To say that nothing has changed would be unfair. Things have changed. For instance, the National Security Council, the body now empowered by law with being the prime minister’s main advisory body on national security issues, is much more active than it was during the Second Lebanon War, or when Netanyahu and his then-foreign policy adviser Uzi Arad pushed the idea in 1999.
Indeed, Arad – who was fired from his position as head of the National Security Council in 2011 amid allegations that he leaked sensitive information – has reason today to feel doubly vindicated.
His first vindication, a personal one, came in March, when then-deputy attorney-general Raz Nizri said in a Knesset committee meeting that Arad had not leaked sensitive material.
And his second vindication, a professional one, came with Wednesday’s publication of the comptroller’s report, since his twoyear tenure inside the PMO was marked by a fierce turf battle with the prime minister’s military liaison. The comptroller sided with Arad, saying with no equivocation that the National Security Council, not the military liaison, is the prime foreign policy advisory body inside the PMO and should be the body in charge of coordinating, preparing and taking part in the key meetings on national security issues.
For years that was not the case; for years the defense establishment held sway, and it is only natural that it will not relinquish that prerogative readily. Nevertheless, Lindenstrauss concluded that it must do so for the sake of proper procedure and process.

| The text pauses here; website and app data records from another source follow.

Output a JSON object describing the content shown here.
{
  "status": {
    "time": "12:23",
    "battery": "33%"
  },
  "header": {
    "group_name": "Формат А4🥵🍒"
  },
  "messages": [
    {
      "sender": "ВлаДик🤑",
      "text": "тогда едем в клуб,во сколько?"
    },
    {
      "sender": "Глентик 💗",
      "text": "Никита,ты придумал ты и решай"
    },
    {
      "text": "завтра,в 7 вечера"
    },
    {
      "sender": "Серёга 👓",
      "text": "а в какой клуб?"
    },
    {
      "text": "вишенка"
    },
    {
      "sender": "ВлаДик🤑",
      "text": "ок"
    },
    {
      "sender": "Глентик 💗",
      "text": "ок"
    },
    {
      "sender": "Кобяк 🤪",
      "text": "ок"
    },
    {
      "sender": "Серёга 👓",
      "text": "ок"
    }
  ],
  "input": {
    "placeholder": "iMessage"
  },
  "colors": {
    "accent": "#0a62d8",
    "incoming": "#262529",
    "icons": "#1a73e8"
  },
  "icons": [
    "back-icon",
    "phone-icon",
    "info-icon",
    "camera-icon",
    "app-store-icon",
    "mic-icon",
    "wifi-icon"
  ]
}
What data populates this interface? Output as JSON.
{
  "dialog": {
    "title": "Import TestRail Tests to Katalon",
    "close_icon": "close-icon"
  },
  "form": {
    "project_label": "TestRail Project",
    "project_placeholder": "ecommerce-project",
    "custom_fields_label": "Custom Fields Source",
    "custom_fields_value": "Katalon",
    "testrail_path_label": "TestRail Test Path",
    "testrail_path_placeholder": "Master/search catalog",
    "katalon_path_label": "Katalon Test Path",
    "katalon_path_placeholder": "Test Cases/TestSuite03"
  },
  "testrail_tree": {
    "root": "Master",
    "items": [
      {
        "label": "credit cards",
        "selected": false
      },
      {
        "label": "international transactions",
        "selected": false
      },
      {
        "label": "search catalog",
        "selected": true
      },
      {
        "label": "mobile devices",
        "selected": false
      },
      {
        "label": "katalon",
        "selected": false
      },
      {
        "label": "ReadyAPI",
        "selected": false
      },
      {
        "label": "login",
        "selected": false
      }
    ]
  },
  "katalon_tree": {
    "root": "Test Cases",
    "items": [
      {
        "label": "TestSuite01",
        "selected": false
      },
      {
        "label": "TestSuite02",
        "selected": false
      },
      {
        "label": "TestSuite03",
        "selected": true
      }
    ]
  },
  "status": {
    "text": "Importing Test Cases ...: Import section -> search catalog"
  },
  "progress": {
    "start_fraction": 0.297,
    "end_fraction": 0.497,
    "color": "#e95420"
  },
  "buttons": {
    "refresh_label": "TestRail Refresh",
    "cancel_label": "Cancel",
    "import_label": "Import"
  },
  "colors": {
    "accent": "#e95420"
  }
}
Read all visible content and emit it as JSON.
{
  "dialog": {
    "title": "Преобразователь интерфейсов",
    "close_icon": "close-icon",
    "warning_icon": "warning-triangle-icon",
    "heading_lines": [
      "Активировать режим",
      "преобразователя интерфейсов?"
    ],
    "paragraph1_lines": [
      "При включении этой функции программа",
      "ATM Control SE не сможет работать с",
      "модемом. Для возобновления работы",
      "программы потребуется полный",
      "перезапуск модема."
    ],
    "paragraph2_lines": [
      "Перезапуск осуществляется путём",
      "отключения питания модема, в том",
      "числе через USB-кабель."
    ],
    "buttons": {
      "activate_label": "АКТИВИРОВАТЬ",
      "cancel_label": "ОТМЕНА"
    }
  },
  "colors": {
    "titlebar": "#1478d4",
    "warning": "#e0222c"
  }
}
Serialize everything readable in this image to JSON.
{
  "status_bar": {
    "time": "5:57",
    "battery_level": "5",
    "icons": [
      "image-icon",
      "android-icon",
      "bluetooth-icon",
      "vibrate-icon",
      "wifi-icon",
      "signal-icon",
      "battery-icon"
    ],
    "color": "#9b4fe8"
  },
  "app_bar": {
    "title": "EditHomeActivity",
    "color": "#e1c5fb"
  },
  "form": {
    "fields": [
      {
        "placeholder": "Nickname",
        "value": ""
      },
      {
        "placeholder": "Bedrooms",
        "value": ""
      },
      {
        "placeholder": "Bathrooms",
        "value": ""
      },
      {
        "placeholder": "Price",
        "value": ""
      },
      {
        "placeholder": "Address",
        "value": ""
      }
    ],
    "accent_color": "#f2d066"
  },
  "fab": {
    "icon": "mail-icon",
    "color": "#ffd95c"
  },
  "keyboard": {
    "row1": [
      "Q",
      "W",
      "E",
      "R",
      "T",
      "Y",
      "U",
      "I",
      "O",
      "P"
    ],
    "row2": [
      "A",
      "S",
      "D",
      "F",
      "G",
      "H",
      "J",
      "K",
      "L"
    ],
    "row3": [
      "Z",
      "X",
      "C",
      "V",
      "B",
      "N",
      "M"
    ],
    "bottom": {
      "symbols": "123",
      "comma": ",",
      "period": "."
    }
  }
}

And if it does not do so willingly, he wrote, then the prime minister must force it to do so.
Otherwise? Well, otherwise – as Lindenstrauss wrote in a phrase that summed up his whole report – “the flotilla is a metaphor.”